[Web page and app entries]
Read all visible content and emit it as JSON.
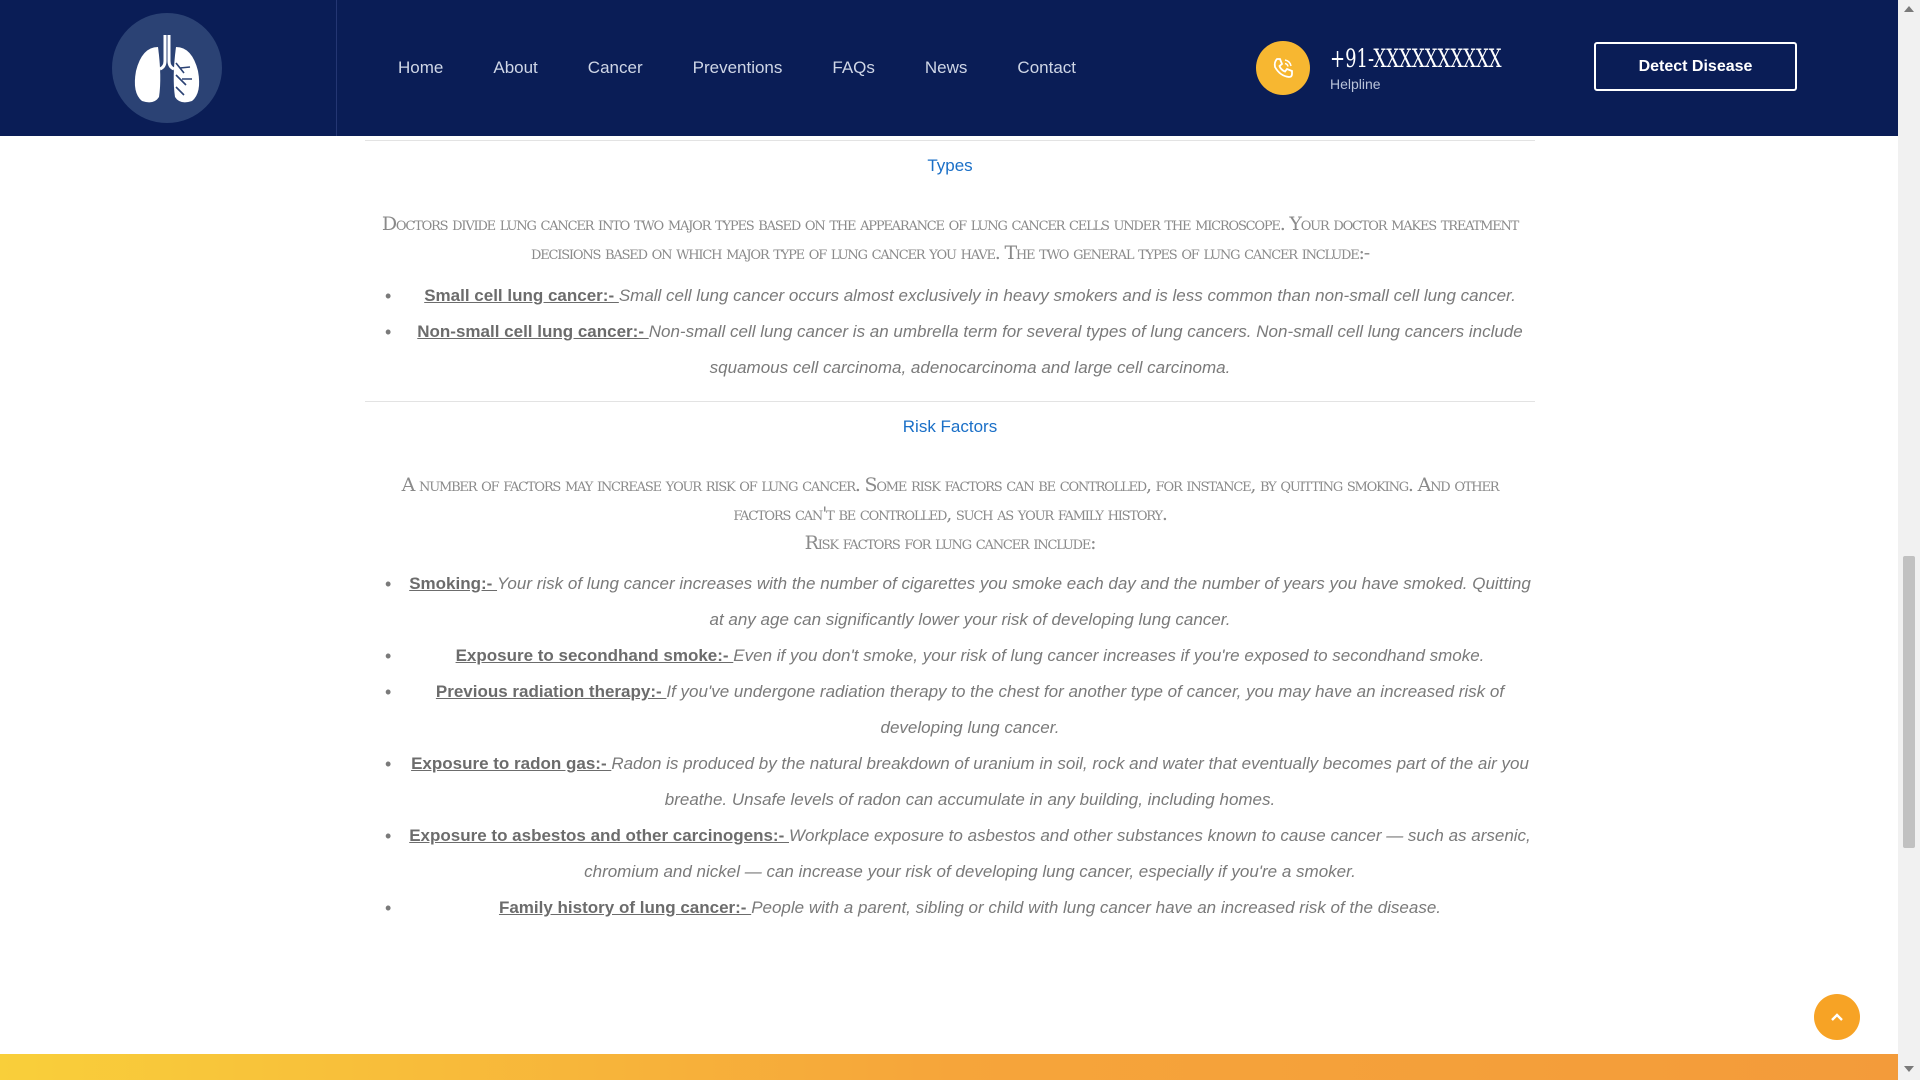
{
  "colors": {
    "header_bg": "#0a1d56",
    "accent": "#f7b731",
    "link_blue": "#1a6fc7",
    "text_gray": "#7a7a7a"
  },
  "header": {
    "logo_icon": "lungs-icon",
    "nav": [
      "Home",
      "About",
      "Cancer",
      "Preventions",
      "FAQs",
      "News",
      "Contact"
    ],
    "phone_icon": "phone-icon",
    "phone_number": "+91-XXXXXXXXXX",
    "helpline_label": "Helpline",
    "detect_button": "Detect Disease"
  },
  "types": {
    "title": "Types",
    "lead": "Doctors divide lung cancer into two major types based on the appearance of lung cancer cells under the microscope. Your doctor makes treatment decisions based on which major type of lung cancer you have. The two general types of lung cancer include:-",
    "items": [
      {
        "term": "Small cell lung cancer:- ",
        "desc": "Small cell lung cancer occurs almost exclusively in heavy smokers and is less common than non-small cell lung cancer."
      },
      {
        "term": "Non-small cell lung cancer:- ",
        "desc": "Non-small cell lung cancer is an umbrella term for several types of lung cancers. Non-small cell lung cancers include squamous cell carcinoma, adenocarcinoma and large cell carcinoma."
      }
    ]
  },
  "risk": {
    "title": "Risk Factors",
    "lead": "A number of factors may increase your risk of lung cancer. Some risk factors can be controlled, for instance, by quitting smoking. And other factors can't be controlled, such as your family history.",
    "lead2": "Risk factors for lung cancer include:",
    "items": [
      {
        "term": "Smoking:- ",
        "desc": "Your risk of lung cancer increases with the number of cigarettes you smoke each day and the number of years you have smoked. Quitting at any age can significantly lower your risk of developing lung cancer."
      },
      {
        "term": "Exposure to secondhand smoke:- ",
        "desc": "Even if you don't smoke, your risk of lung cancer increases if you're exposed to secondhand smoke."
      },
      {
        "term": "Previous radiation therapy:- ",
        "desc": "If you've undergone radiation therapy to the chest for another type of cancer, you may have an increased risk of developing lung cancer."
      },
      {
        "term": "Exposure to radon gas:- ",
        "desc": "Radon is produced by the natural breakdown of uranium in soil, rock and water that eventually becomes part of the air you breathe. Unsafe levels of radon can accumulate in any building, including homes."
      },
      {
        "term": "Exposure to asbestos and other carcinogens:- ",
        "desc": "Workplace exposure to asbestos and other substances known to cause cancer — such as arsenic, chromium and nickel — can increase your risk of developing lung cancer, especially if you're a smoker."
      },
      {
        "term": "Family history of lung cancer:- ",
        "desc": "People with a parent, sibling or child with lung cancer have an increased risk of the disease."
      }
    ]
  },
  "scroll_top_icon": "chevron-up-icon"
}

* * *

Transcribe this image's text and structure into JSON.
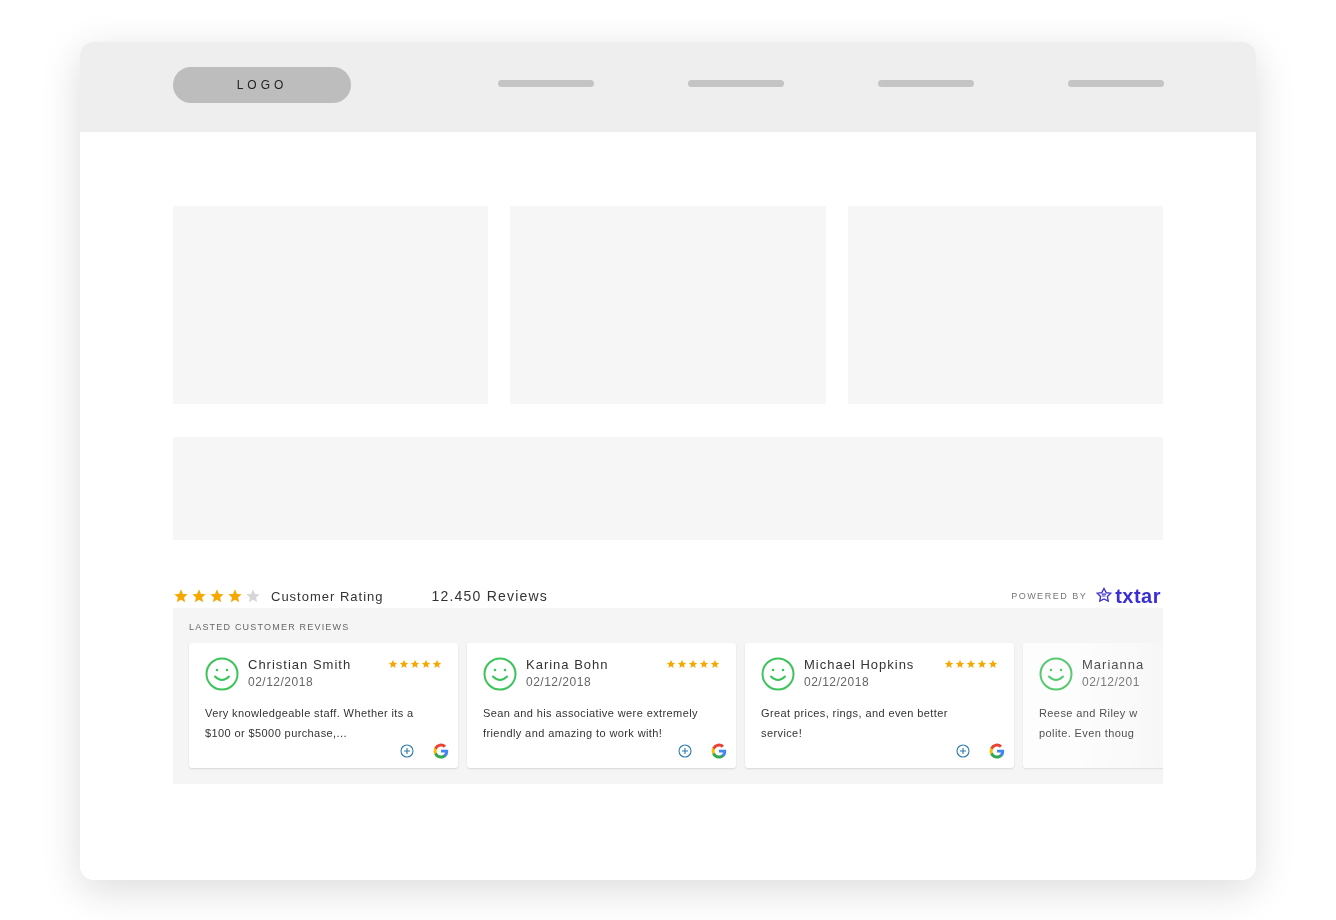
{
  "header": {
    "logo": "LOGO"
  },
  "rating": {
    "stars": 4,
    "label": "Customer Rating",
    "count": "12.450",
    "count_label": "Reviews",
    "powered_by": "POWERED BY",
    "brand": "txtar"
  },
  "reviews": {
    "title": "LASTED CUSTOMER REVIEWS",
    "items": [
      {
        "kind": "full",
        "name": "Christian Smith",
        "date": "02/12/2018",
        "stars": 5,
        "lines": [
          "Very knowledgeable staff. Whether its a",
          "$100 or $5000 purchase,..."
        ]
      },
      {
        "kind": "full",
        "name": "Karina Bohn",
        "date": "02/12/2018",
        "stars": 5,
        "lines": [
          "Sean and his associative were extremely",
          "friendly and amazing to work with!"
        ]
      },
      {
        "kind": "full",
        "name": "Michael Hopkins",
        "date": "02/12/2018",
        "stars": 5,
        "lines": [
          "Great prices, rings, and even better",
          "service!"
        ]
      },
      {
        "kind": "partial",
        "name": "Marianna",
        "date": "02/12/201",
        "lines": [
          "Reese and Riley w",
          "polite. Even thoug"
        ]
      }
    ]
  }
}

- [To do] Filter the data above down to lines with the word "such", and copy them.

- [Result of the exercise]
    "lead": "A number of factors may increase your risk of lung cancer. Some risk factors can be controlled, for instance, by quitting smoking. And other factors can't be controlled, such as your family history.",
        "desc": "Workplace exposure to asbestos and other substances known to cause cancer — such as arsenic, chromium and nickel — can increase your risk of developing lung cancer, especially if you're a smoker."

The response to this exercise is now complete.